■ **TASK INPUT**
━━━━━━━━━━━━━━━━━━━━
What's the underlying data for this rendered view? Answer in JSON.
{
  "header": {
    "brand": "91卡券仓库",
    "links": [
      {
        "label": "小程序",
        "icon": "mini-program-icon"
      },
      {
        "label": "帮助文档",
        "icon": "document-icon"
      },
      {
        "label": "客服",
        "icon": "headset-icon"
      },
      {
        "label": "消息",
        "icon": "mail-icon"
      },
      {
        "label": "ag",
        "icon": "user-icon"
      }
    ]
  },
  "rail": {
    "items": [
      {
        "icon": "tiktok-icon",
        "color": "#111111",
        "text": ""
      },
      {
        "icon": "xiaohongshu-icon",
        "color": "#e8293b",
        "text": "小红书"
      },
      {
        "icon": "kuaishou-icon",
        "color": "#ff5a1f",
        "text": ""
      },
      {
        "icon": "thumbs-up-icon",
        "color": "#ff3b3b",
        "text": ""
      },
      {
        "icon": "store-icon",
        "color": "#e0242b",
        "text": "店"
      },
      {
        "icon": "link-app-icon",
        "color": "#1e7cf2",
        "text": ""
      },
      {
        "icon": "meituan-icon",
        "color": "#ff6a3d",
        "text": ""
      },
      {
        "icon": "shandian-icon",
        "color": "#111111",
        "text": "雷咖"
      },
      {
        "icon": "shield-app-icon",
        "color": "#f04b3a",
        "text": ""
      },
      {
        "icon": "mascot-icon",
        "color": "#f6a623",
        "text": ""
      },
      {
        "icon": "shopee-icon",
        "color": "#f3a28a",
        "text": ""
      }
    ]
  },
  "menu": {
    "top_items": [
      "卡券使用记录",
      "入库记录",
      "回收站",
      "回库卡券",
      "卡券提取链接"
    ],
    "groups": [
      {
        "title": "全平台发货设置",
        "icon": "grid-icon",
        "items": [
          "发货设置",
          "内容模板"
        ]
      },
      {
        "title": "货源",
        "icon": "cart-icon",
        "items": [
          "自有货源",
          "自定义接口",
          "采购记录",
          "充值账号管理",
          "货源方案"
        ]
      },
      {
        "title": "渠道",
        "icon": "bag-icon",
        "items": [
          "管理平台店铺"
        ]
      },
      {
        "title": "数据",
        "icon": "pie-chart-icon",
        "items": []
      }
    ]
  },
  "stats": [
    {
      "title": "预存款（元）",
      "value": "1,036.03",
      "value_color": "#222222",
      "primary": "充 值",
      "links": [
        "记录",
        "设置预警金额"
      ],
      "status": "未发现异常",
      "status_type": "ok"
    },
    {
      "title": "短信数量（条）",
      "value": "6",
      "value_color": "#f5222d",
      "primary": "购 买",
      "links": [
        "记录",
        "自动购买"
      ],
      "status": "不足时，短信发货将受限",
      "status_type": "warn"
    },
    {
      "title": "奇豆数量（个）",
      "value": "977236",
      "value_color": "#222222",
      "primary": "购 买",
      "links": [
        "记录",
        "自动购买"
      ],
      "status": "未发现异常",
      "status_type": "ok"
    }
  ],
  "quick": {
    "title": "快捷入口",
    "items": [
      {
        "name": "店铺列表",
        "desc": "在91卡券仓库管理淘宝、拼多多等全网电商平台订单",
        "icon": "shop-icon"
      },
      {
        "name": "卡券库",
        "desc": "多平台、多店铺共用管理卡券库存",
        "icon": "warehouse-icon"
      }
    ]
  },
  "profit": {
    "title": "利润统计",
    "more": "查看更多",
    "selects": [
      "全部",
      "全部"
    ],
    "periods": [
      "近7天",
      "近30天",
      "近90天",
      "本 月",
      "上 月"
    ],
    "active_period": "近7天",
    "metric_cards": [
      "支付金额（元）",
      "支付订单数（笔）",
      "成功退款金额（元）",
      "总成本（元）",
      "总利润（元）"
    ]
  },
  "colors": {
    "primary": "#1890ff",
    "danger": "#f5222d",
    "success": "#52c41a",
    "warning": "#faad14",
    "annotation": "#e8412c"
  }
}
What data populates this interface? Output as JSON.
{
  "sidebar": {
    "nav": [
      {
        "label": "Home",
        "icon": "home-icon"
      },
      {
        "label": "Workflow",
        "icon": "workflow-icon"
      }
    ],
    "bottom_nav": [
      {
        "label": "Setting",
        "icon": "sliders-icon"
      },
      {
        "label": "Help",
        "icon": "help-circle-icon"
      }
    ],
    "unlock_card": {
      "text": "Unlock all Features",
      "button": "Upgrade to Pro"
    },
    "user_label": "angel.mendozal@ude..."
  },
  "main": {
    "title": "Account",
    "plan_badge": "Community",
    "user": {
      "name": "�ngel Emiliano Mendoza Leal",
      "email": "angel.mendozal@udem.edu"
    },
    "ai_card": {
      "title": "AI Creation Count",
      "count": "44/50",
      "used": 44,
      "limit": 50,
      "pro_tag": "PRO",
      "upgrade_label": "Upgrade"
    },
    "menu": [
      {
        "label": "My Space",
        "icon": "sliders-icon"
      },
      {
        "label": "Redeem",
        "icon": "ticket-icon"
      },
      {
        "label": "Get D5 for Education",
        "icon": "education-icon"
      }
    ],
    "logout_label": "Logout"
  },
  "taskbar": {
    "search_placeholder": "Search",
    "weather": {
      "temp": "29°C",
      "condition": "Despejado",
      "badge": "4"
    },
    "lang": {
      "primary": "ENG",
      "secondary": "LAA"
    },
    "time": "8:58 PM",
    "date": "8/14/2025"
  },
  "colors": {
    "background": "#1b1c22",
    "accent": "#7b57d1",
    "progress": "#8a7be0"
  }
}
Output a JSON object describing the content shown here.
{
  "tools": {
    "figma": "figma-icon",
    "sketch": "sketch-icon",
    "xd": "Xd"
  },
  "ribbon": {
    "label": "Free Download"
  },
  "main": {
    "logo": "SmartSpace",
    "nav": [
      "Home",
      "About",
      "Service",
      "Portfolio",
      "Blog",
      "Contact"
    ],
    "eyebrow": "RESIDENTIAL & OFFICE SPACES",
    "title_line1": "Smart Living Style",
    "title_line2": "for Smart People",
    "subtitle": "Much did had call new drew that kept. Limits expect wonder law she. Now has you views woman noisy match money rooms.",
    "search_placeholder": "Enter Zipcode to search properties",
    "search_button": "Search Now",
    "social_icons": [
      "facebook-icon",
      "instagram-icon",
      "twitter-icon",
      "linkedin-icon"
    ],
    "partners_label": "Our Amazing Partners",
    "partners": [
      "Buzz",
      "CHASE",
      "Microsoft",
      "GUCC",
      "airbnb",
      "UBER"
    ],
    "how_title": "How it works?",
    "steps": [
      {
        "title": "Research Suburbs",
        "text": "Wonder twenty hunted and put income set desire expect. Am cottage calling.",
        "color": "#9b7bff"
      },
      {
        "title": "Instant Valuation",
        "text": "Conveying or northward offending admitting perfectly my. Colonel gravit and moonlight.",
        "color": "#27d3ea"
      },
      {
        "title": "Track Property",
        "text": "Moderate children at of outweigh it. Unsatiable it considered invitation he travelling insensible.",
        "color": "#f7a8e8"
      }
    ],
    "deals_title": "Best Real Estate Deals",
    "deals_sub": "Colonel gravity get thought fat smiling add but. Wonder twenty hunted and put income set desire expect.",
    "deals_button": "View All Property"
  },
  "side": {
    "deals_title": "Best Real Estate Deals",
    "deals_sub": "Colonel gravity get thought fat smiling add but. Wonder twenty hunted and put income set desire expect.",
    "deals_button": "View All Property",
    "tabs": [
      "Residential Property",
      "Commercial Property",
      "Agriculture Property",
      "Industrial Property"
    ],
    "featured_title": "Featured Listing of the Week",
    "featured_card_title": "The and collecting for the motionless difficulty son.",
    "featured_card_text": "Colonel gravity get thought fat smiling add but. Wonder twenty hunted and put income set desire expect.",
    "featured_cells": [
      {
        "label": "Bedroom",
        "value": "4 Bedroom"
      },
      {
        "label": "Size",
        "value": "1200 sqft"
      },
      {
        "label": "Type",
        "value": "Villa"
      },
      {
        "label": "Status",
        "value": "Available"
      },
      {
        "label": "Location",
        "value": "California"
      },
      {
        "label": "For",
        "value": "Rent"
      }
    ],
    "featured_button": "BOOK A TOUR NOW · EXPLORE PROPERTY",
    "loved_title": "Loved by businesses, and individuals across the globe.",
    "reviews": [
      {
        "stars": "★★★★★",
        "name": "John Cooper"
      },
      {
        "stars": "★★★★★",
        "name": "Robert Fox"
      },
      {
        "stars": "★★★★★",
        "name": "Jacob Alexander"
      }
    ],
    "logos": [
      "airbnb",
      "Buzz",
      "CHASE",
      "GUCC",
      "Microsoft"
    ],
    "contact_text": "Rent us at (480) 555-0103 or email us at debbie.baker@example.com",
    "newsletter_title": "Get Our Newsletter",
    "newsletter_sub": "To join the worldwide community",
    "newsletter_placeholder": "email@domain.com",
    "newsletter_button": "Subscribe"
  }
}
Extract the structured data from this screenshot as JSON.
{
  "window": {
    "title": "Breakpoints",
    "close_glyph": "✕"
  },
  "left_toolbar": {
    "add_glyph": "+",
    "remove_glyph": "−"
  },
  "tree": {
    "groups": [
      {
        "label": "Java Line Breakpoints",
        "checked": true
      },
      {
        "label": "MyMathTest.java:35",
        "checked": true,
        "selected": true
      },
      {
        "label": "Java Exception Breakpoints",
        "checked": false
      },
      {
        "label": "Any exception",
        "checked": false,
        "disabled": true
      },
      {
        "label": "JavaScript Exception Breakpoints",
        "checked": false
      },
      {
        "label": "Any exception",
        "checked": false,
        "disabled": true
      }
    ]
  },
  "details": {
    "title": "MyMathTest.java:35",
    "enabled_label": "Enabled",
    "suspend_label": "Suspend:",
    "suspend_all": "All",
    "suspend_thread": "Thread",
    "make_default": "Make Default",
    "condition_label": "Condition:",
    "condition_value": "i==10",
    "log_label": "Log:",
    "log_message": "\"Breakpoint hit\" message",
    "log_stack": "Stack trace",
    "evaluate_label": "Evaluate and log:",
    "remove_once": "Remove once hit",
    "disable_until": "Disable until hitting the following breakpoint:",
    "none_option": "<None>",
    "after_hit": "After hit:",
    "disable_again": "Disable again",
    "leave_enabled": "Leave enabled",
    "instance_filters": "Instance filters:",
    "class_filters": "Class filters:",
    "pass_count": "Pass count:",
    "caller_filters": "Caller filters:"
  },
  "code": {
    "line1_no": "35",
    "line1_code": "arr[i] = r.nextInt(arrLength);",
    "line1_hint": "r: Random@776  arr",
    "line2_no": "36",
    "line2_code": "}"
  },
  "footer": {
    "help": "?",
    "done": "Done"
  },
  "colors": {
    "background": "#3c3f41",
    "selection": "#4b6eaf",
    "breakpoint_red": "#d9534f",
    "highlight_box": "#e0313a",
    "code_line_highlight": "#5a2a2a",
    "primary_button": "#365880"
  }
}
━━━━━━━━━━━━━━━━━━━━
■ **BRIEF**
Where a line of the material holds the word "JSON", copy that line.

■ **SOLUTION TO THE PROBLEM**
What's the underlying data for this rendered view? Answer in JSON.
What data populates this interface? Output as JSON.
Output a JSON object describing the content shown here.
Extract the structured data from this screenshot as JSON.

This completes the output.